**MATERIAL TO PROCESS**.
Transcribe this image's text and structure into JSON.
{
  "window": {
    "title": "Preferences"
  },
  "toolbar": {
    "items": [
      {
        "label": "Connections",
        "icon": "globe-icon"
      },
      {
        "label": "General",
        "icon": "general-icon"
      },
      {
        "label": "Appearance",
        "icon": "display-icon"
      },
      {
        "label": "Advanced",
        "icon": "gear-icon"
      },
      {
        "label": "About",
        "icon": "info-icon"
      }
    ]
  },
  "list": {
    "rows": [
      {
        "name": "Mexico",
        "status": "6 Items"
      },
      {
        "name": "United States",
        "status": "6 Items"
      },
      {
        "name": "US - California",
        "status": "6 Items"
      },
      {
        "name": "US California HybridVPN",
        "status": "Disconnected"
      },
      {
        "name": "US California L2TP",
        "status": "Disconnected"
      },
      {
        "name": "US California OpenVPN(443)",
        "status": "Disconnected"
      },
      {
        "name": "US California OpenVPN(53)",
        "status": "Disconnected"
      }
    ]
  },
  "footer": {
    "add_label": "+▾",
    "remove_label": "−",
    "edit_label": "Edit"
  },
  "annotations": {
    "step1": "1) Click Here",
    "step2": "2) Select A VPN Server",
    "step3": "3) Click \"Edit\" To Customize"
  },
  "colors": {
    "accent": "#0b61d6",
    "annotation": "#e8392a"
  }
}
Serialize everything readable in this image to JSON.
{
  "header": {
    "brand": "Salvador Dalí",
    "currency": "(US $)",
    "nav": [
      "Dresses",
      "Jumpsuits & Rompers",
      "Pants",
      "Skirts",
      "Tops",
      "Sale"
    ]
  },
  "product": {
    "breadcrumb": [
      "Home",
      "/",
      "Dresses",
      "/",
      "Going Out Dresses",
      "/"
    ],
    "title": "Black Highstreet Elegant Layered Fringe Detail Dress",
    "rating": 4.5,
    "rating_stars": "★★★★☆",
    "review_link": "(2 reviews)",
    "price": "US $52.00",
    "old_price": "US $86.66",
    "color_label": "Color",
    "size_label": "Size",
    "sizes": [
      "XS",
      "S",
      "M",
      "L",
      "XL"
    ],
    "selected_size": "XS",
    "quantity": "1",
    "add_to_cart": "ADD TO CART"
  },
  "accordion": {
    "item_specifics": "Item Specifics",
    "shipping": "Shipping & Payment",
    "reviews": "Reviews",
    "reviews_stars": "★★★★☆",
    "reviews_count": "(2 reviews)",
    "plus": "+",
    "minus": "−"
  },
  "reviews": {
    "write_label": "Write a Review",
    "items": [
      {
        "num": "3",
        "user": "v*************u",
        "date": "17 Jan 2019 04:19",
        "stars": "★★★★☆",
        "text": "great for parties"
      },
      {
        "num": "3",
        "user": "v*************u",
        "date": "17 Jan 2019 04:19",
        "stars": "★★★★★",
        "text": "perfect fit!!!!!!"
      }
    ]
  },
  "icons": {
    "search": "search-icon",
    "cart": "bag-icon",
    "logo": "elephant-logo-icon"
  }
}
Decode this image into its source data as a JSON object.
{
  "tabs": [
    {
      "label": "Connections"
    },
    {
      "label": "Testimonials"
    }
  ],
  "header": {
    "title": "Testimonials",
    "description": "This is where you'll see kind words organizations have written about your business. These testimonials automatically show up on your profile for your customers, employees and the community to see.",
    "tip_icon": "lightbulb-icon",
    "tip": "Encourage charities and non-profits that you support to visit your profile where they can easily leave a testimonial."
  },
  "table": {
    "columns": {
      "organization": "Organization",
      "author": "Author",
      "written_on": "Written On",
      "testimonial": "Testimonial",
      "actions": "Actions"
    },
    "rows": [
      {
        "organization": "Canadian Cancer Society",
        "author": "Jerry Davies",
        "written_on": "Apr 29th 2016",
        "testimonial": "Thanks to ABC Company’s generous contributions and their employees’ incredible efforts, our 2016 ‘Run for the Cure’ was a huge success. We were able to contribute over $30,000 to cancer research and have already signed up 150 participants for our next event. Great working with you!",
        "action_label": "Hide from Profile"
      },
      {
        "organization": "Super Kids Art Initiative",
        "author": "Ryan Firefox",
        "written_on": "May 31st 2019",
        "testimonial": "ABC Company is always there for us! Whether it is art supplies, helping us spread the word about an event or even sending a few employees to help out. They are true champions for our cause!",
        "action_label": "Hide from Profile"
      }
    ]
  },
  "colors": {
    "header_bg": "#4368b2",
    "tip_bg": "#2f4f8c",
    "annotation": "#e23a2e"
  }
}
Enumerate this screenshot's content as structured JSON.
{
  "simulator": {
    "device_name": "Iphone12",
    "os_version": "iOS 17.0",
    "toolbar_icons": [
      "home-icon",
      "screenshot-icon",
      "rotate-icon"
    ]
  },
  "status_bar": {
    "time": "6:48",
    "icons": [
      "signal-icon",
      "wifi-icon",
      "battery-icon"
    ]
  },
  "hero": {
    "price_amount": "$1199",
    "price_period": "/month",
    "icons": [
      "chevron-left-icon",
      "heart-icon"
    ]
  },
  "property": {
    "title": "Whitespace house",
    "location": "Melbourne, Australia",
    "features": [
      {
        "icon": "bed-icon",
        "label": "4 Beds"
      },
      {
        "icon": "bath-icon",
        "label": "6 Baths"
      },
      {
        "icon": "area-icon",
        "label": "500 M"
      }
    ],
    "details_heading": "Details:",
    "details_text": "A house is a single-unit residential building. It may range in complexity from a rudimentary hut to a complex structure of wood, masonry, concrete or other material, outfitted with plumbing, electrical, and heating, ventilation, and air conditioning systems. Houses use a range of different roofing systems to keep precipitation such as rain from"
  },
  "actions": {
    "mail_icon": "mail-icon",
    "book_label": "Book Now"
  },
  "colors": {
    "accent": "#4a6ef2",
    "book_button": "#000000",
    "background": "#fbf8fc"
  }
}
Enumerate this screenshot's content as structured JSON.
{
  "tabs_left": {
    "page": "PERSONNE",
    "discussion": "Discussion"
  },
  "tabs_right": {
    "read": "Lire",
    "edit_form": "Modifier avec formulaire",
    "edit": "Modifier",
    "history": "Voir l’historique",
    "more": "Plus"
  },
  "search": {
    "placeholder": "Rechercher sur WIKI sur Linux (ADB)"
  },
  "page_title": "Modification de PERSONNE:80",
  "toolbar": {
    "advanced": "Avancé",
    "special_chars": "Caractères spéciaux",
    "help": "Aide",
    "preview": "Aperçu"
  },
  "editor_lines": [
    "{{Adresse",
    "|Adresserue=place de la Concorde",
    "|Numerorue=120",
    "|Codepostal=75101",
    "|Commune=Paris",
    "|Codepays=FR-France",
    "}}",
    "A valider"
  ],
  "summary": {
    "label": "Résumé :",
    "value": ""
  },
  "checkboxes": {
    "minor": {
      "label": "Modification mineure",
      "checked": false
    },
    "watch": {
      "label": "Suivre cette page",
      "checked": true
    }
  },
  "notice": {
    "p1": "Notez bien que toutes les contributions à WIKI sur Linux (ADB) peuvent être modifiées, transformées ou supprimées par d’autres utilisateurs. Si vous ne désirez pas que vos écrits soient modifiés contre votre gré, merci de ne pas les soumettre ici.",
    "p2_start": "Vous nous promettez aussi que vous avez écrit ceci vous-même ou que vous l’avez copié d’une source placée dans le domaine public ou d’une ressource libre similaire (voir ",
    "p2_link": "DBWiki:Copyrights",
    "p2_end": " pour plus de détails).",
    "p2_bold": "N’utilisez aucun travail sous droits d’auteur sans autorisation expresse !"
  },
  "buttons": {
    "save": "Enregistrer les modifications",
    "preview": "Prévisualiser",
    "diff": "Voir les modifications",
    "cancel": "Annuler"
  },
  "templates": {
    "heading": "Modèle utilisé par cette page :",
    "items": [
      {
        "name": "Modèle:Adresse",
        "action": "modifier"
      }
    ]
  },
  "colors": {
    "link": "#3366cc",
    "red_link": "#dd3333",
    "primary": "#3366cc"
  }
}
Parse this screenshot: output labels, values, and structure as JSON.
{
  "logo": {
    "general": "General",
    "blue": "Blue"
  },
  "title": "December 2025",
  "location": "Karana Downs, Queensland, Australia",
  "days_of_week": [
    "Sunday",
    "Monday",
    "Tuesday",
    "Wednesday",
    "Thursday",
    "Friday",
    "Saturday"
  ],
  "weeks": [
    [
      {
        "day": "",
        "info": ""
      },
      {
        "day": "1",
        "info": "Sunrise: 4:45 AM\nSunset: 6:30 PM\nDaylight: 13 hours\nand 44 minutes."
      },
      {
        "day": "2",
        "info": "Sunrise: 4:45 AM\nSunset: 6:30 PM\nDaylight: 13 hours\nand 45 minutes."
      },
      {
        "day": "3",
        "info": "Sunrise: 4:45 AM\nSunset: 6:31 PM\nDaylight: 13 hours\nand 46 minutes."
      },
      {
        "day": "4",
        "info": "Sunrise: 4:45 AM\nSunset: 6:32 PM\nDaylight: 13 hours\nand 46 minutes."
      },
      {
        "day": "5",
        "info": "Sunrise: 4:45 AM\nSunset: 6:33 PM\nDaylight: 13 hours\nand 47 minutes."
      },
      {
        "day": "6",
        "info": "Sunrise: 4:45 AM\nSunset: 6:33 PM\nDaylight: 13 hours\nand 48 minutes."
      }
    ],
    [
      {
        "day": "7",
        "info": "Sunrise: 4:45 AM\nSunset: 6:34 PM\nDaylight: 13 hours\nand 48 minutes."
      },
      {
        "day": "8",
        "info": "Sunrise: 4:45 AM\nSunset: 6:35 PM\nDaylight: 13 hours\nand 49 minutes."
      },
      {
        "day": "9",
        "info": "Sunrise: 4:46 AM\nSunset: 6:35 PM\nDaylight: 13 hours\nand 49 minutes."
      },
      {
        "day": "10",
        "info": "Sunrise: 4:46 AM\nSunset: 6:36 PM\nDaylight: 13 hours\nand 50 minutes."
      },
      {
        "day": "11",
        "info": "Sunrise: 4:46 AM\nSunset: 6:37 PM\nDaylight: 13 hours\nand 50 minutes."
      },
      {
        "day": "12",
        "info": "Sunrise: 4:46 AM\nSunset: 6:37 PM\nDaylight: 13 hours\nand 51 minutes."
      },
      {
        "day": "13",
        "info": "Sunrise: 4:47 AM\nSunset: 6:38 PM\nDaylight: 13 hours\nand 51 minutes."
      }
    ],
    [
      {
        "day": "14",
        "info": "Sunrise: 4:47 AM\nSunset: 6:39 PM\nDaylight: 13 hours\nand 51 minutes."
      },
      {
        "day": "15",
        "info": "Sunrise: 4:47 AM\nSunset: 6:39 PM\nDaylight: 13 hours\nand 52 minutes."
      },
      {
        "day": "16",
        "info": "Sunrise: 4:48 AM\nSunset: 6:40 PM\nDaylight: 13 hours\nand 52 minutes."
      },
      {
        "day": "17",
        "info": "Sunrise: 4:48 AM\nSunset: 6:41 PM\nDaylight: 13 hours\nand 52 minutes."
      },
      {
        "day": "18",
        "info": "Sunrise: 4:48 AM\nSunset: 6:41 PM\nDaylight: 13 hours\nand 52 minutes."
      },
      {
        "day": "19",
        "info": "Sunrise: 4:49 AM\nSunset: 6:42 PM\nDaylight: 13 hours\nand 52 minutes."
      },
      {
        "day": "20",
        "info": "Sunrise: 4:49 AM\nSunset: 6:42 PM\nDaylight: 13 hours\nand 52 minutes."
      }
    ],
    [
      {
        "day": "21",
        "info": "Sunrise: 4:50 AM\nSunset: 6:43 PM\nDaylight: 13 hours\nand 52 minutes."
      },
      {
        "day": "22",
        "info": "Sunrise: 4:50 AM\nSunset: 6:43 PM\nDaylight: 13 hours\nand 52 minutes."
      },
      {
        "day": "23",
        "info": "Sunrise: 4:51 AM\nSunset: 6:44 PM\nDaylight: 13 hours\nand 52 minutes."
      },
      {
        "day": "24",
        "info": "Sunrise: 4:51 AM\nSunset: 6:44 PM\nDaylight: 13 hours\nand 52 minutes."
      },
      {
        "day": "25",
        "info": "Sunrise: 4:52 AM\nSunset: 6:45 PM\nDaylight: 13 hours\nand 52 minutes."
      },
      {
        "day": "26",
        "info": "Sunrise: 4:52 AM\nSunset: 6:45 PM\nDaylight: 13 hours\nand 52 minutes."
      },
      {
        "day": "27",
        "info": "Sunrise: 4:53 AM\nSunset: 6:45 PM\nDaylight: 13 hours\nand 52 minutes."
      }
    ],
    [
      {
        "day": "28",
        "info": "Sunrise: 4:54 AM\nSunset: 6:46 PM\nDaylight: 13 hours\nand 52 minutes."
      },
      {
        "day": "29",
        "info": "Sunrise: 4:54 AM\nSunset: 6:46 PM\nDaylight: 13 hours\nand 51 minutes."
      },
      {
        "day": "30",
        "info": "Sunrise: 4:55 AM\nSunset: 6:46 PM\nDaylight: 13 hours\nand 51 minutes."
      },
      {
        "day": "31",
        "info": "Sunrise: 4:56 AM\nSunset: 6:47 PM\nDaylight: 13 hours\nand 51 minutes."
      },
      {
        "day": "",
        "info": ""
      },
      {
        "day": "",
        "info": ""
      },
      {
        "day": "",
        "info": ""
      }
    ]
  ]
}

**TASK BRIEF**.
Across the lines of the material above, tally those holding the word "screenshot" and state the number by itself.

**RESPONSE BELOW**.
4